Broadway was the movie capital of the world in the pre-talkie era. During the Jazz Age, the neon stretch of the Broadway Theater District rivaled its New York namesake — a strip where a dozen temples of cinema played host to screen starlets and matinee kings, and film royalty premiered their latest reels nightly to audiences of thousands. It’s where, in 1927, a group of visionary iconoclasts from Hollywood’s Golden Age erected the home of United Artists, the film studio whose acumen and rebellious ingenuity helped to reshape the American cinematic landscape.
United Artists studio and theater was the vision of silent movie starlet Mary Pickford, who — together with Douglas Fairbanks, Charlie Chaplin and DW Griffith — dreamt of forming an independent production house outside of the established Hollywood studio system. With the help of architect C. Howard Crane and Los Angeles architectural firm Walker & Eisen, the group erected the United Artists Theater and its adjacent tower — the tallest building in all of Los Angeles upon its completion.

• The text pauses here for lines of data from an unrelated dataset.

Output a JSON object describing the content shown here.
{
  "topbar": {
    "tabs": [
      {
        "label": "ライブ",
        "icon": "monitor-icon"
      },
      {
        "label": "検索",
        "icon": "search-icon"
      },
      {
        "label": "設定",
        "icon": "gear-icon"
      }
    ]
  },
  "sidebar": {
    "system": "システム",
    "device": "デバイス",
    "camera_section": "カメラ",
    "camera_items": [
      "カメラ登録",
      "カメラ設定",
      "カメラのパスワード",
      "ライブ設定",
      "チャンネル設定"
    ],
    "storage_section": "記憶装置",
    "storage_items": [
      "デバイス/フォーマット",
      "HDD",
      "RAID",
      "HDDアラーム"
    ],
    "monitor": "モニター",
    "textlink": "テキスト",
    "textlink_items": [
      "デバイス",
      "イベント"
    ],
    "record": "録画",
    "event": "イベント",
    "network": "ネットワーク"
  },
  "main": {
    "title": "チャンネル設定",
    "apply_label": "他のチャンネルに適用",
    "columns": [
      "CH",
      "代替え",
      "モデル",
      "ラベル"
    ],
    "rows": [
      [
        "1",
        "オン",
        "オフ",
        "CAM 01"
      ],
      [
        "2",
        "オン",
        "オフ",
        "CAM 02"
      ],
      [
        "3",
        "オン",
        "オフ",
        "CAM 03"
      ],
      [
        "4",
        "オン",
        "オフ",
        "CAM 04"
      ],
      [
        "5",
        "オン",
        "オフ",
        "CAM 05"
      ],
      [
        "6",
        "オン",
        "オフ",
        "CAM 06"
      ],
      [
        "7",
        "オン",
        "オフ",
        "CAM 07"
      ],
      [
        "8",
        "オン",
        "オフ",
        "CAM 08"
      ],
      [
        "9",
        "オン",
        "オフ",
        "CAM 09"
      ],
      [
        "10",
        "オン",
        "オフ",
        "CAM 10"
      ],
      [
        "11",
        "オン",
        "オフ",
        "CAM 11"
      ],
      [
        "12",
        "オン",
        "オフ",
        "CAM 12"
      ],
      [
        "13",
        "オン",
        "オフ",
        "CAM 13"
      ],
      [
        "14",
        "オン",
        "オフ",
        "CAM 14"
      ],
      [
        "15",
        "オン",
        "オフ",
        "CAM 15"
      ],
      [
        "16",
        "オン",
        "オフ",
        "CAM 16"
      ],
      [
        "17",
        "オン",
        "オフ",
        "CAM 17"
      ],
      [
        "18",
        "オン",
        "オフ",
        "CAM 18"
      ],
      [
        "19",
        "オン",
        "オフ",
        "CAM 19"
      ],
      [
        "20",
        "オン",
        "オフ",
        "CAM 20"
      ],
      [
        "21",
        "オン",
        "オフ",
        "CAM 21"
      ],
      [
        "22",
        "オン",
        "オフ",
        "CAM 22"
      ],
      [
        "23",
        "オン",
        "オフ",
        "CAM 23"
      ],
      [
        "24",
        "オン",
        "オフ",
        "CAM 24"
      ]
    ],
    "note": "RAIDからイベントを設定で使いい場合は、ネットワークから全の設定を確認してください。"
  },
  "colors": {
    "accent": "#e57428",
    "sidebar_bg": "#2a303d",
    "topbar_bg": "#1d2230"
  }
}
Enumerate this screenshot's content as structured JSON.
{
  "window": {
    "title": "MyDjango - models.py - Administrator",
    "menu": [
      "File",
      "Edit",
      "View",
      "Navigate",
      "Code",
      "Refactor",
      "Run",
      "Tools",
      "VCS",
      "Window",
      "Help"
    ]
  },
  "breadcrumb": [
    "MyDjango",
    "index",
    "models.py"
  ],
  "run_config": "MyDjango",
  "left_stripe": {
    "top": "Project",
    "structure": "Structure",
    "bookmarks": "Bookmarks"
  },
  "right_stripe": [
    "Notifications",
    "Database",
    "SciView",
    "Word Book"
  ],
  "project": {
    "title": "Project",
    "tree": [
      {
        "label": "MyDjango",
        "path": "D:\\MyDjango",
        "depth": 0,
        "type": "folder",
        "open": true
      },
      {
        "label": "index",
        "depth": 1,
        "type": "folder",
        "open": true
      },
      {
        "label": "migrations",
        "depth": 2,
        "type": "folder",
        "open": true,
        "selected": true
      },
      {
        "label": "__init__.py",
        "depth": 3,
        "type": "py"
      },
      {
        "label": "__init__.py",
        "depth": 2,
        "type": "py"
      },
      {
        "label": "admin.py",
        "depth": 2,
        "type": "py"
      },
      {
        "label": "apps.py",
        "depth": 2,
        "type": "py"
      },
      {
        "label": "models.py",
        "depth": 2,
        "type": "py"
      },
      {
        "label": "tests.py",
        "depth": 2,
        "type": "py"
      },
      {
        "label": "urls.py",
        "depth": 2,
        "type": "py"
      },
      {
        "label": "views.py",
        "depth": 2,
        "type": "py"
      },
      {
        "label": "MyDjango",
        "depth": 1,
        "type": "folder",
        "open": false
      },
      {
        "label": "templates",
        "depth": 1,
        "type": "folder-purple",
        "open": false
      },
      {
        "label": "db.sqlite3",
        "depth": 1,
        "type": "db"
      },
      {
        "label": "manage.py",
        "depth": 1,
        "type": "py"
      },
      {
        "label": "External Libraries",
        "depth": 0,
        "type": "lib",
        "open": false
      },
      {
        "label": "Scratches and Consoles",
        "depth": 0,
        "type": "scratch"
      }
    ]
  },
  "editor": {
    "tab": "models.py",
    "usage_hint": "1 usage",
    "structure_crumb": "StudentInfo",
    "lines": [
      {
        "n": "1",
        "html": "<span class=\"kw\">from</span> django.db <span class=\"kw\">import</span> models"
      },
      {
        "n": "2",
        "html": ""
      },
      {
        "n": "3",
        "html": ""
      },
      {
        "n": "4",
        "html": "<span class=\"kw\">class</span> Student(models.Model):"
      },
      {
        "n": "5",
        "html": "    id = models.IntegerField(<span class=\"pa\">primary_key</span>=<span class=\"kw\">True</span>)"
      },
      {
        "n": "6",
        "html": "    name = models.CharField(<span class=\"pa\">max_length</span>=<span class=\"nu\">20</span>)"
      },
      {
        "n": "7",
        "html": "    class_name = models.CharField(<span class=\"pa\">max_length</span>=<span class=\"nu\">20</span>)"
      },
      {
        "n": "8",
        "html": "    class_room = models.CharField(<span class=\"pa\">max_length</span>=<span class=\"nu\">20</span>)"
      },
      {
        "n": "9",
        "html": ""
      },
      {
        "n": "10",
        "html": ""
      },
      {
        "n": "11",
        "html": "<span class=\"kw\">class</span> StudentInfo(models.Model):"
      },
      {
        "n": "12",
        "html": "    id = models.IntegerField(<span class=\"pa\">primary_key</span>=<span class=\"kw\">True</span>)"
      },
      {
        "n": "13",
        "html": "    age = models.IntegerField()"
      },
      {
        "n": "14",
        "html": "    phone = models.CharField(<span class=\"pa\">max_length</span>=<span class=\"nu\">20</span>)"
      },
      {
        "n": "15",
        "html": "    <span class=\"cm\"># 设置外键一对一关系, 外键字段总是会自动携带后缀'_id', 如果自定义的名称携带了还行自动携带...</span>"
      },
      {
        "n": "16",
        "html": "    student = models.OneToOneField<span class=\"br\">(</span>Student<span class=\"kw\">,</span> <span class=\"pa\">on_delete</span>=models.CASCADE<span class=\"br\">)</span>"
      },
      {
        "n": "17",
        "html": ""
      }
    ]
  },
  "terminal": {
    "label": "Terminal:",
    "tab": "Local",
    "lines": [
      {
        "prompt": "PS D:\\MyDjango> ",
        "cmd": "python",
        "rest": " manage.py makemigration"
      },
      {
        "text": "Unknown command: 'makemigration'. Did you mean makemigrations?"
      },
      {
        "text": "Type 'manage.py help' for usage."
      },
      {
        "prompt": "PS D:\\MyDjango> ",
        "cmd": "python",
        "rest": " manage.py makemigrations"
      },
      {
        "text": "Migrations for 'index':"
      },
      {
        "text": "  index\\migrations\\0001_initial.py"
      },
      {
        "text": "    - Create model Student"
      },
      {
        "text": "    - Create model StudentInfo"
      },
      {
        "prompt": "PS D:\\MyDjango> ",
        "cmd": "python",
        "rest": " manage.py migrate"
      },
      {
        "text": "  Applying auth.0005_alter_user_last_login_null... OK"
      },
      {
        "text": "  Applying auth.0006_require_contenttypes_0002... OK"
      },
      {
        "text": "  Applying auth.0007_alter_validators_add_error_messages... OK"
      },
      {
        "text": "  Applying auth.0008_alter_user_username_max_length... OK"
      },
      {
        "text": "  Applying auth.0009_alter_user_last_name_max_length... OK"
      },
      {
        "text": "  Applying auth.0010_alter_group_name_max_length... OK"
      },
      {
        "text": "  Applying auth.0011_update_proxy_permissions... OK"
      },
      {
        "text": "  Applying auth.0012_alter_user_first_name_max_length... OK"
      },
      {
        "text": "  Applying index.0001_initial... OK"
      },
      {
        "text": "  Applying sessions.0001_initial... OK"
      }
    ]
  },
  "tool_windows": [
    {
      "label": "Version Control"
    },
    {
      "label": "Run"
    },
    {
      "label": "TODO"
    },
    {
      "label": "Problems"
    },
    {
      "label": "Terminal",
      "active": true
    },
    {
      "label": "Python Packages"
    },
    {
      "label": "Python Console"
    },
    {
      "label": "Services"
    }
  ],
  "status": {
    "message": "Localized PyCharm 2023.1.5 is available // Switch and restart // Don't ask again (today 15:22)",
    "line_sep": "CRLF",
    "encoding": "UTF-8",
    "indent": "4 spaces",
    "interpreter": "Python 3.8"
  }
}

Though it changed hands frequently over the following decades, the United Artists Theater stayed active as an arts venue until 1989, including a long stint as a Spanish-language movie house, and later as the broadcast site for televangelist Dr. Gene Scott. Following a meticulous restoration of the then-vacant movie palace, Ace cut the ribbon on The Theatre at Ace Hotel in February of 2014 — and we've been doing our best to honor the maverick spirit of its founders ever since.